* EXERCISE DESCRIPTION *
Across the records, count every line that includes "Barra" and give the number by itself.
◇ ◇ ◇ ◇ ◇
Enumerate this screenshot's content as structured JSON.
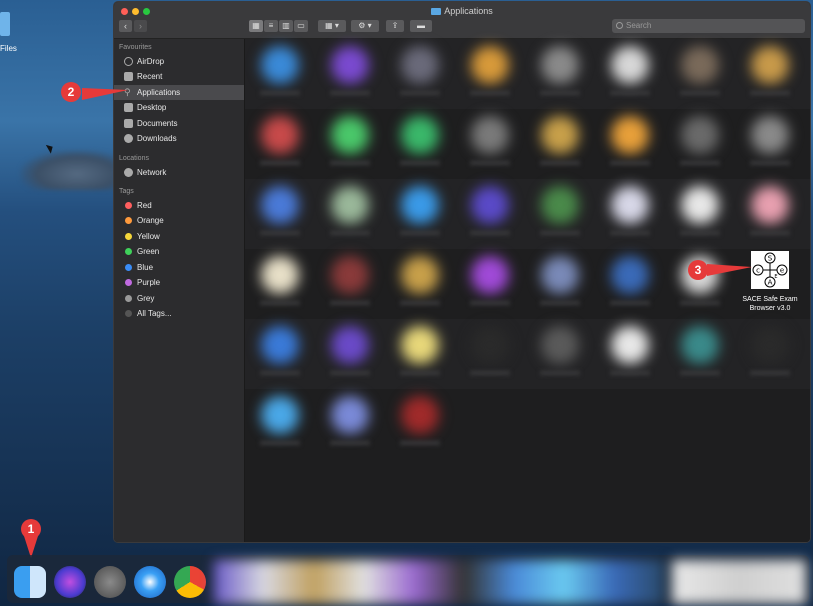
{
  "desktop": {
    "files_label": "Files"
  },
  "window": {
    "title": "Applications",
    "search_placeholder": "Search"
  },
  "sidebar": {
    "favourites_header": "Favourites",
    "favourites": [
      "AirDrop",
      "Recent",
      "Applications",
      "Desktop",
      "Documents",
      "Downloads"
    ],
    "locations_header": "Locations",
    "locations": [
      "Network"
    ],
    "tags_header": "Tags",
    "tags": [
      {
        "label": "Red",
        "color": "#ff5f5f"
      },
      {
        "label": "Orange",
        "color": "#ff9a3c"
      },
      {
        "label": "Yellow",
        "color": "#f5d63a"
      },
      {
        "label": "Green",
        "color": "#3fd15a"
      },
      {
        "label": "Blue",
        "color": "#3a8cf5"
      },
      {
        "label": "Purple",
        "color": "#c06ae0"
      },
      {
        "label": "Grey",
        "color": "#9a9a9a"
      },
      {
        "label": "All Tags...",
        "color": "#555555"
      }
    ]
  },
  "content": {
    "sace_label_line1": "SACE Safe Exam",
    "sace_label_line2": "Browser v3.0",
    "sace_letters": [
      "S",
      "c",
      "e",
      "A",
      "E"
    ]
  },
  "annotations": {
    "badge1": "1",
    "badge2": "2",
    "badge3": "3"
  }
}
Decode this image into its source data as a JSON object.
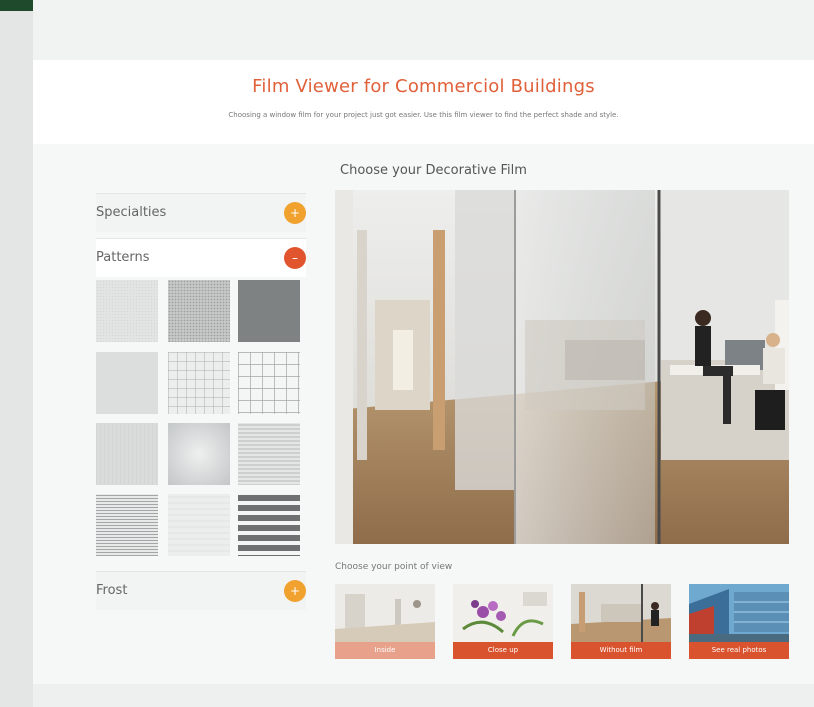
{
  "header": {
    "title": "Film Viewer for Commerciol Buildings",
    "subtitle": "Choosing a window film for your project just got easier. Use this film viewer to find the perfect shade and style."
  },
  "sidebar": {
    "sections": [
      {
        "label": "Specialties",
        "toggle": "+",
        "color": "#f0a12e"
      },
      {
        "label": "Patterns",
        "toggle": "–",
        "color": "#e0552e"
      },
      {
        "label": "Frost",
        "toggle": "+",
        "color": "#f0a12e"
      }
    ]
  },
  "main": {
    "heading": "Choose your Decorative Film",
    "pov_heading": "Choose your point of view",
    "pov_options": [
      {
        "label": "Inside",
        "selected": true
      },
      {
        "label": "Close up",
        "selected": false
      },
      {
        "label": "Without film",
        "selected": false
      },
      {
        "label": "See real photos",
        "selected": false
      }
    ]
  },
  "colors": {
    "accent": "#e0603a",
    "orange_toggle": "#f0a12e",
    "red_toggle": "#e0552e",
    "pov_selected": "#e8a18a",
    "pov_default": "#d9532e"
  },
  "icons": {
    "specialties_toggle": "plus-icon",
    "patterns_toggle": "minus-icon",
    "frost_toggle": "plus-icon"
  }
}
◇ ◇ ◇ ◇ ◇
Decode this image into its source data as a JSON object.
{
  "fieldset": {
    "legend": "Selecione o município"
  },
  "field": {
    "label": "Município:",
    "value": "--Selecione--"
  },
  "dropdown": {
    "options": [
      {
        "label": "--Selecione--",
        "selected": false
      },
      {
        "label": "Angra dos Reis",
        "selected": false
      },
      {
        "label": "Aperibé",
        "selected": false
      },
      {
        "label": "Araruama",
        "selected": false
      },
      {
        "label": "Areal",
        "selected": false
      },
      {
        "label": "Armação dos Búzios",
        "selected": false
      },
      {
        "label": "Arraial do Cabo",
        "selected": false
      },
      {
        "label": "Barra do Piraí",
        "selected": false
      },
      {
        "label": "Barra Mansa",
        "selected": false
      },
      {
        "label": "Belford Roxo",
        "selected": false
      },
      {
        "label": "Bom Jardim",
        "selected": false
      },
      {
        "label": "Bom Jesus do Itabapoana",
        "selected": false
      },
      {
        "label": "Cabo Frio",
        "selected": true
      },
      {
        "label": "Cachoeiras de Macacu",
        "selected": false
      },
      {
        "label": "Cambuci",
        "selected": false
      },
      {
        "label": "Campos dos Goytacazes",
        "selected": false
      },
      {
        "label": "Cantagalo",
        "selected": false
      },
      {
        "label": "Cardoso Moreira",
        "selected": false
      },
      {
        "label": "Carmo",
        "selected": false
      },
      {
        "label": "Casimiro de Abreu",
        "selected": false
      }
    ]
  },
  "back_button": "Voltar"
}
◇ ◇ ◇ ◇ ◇
* WORKED SOLUTION *
2